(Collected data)
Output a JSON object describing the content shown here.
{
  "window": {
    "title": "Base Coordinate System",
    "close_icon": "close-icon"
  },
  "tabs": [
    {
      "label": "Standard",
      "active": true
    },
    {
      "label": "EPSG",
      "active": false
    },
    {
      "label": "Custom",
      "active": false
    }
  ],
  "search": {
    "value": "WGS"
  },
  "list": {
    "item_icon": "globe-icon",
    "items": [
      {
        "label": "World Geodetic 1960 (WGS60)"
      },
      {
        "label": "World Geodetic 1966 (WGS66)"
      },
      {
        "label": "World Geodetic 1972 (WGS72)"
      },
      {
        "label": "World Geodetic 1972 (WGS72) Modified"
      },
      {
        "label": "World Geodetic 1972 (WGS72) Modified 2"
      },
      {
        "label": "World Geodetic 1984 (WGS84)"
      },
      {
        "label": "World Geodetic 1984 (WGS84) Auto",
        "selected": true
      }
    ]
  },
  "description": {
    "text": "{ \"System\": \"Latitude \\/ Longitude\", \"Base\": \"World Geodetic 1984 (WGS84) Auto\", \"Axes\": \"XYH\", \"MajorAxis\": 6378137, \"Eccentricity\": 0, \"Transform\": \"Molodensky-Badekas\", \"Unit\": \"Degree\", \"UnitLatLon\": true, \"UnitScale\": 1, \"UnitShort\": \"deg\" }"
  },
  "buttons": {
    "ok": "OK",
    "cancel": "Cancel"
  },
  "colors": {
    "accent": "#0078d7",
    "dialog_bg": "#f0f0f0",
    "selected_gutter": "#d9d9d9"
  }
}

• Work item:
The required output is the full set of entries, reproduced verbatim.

• Response area:
Output a JSON object describing the content shown here.
{
  "window": {
    "title": "Base Coordinate System",
    "close_icon": "close-icon"
  },
  "tabs": [
    {
      "label": "Standard",
      "active": true
    },
    {
      "label": "EPSG",
      "active": false
    },
    {
      "label": "Custom",
      "active": false
    }
  ],
  "search": {
    "value": "WGS"
  },
  "list": {
    "item_icon": "globe-icon",
    "items": [
      {
        "label": "World Geodetic 1960 (WGS60)"
      },
      {
        "label": "World Geodetic 1966 (WGS66)"
      },
      {
        "label": "World Geodetic 1972 (WGS72)"
      },
      {
        "label": "World Geodetic 1972 (WGS72) Modified"
      },
      {
        "label": "World Geodetic 1972 (WGS72) Modified 2"
      },
      {
        "label": "World Geodetic 1984 (WGS84)"
      },
      {
        "label": "World Geodetic 1984 (WGS84) Auto",
        "selected": true
      }
    ]
  },
  "description": {
    "text": "{ \"System\": \"Latitude \\/ Longitude\", \"Base\": \"World Geodetic 1984 (WGS84) Auto\", \"Axes\": \"XYH\", \"MajorAxis\": 6378137, \"Eccentricity\": 0, \"Transform\": \"Molodensky-Badekas\", \"Unit\": \"Degree\", \"UnitLatLon\": true, \"UnitScale\": 1, \"UnitShort\": \"deg\" }"
  },
  "buttons": {
    "ok": "OK",
    "cancel": "Cancel"
  },
  "colors": {
    "accent": "#0078d7",
    "dialog_bg": "#f0f0f0",
    "selected_gutter": "#d9d9d9"
  }
}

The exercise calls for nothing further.